September 04, 2009
New "National Schedules" Proposal Could Change International Strategy in Time for Copenhag
As the time for developed and developing nations to come to a global agreement on climate change mitigation and pave the way for productive climate negotiations in Copenhagen dwindles, Australian climate change ambassador Louise Hand proposed an idea that could potentially bring the ongoing stalemate to an end, just in time.
According to Reuter's coverage of the climate talks taking place in Bangkok, Thailand, Hand pitched the delegates on the concept of a national schedule, which, instead of stubbornly insisting on binding emissions targets, commits developing countries to a series of climate mitigation steps that are both economically and realistically feasible. Rich countries would still be free to agree to the targets most of them are so insistent upon.
In this way, all countries involved are demonstrating a commitment to climate change mitigation without putting their growing economies at risk. As Hand remarked, the concept is relatively simple:
"At its core it is a simple idea...Each party would have a national schedule attached to the treaty. In the schedule would be parties' mitigation actions -- economy-wide targets for developed countries; a suite of actions for developing countries."
While some environmentalists are concerned that allowing developing nations to sidestep binding targets represents backsliding from the Kyoto framework, this concept of national schedules may actually prove more effective at reducing emissions than targets, which are typically "magical" climate change solutions rather than specific, achievable action plans.
By allowing developing nations to create national schedules, they are able to tailor their climate change mitigation commitments to the political and economic situation within their own country without the pressure to resort to dubious accounting methods simply to appear to meet a target. Simultaneously, rich countries are placated by written commitments to climate change mitigation from the developing world.
In addition, developing nations may be motivated to put more effort into clean energy industries as part of their scheduled action plan, a step that will ultimately lead to emissions reductions and economic growth. This national schedules approach, by encouraging developing countries to create specific action plans built on increasing energy efficiency and building clean energy supplies, would actually bring us one step closer to a Kaya Direct approach, which if suitably aggressive and actionable, could actually get the international negotiations back on track to deliver real emissions reductions and not just magical accounting tricks and symbolic commitments.
The United States, which is now considering the Senate version of a climate and energy bill, has proposed scrapping binding emissions targets from an international treaty, altogether, and instead suggests a national schedule type framework for all countries, rich and poor, alike. Under this framework, countries would agree to shared but non-binding international targets and actionable, specific and binding (to the extent possible for international treaties) national schedules focused on measures that directly drive energy intensity improvements and the decarbonization of the growing global energy supply.

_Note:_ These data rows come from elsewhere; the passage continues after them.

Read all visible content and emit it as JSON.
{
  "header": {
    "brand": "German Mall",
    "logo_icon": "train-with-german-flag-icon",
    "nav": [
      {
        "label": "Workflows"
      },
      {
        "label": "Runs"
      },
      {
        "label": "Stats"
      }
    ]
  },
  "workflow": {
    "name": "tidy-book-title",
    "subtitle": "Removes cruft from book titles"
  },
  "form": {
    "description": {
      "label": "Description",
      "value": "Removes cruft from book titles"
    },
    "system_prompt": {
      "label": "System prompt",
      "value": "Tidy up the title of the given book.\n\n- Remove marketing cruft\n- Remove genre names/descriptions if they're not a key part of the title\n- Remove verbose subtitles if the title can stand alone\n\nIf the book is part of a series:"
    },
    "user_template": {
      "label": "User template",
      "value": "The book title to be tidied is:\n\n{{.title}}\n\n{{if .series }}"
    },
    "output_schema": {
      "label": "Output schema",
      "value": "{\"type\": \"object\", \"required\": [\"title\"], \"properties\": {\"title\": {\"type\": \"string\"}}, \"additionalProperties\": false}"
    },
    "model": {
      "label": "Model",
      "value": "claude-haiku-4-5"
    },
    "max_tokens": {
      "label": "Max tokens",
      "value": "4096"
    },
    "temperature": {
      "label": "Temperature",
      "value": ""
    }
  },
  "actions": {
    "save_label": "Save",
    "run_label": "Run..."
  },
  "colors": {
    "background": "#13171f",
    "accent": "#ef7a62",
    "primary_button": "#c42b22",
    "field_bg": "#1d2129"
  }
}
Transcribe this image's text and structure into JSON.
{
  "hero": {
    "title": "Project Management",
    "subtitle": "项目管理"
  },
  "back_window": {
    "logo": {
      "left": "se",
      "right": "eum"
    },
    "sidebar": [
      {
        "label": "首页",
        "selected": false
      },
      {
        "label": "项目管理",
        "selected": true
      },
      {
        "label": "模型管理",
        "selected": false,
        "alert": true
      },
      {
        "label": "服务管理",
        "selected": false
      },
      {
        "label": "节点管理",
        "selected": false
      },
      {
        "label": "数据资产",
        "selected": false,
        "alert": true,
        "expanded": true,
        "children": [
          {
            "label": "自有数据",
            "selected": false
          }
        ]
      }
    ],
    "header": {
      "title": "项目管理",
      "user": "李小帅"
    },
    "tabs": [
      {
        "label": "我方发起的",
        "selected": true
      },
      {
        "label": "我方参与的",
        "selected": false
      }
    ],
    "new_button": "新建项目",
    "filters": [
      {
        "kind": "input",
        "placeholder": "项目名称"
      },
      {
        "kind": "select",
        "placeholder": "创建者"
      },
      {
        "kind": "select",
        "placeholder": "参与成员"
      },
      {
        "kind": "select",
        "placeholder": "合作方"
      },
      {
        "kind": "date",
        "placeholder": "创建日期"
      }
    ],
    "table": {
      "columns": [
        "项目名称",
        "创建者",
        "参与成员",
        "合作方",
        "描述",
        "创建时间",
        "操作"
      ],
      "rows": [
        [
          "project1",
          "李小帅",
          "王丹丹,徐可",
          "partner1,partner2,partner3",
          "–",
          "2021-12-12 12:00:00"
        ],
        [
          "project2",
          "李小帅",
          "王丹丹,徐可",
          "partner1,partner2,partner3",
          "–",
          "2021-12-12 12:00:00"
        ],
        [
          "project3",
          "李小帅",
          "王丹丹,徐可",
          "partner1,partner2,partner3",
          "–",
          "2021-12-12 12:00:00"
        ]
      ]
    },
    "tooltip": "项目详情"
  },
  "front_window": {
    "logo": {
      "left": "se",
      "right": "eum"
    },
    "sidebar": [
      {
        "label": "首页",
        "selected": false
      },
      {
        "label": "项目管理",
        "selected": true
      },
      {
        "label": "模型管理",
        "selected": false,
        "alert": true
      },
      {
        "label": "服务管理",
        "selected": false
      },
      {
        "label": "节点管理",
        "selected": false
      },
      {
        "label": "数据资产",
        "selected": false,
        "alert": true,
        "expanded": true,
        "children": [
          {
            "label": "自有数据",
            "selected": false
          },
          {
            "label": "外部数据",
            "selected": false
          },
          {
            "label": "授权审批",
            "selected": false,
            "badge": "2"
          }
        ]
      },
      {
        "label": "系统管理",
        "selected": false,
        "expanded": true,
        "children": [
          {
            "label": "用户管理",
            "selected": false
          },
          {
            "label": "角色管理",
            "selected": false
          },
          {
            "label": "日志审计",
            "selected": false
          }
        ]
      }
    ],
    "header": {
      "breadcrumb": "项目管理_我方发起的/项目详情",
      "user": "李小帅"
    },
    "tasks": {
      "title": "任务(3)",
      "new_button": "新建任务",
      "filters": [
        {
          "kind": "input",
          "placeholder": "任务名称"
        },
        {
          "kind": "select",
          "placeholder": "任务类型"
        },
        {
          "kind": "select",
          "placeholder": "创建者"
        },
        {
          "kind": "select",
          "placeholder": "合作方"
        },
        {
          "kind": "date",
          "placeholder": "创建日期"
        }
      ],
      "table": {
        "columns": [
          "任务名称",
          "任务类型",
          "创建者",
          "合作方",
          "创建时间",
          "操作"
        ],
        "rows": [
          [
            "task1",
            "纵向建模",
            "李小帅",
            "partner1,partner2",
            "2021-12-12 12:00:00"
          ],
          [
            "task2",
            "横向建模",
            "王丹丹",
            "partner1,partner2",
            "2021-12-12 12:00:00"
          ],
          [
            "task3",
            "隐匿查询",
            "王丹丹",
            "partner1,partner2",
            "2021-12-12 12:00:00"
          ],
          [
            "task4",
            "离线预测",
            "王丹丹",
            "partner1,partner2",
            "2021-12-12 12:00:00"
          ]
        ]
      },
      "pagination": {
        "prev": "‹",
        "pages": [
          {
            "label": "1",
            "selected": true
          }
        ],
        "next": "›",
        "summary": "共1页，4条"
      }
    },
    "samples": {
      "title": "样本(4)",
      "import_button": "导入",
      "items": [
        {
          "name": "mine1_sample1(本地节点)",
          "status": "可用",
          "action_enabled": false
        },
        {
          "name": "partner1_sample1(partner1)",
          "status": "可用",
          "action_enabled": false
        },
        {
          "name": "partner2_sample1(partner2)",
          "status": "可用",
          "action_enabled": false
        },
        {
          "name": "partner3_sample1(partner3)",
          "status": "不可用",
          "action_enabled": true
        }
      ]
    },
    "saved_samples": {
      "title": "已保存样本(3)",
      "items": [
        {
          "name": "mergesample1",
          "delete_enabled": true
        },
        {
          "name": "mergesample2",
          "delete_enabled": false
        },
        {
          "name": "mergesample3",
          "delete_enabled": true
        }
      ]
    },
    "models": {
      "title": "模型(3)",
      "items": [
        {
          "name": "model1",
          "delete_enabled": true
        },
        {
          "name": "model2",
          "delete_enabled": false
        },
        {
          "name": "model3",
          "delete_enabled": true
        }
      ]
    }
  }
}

Developing nations, however, see this as an escape clause for rich countries to avoid taking decisive, measurable action. But given the failure of the Kyoto Protocol to result in significant emissions reductions, these new proposals, which center more on strategic, feasible action plans to improve energy efficiency and transition to clean energy, rather than symbolic commitments, may be the first sign of true progress on the road to Copenhagen.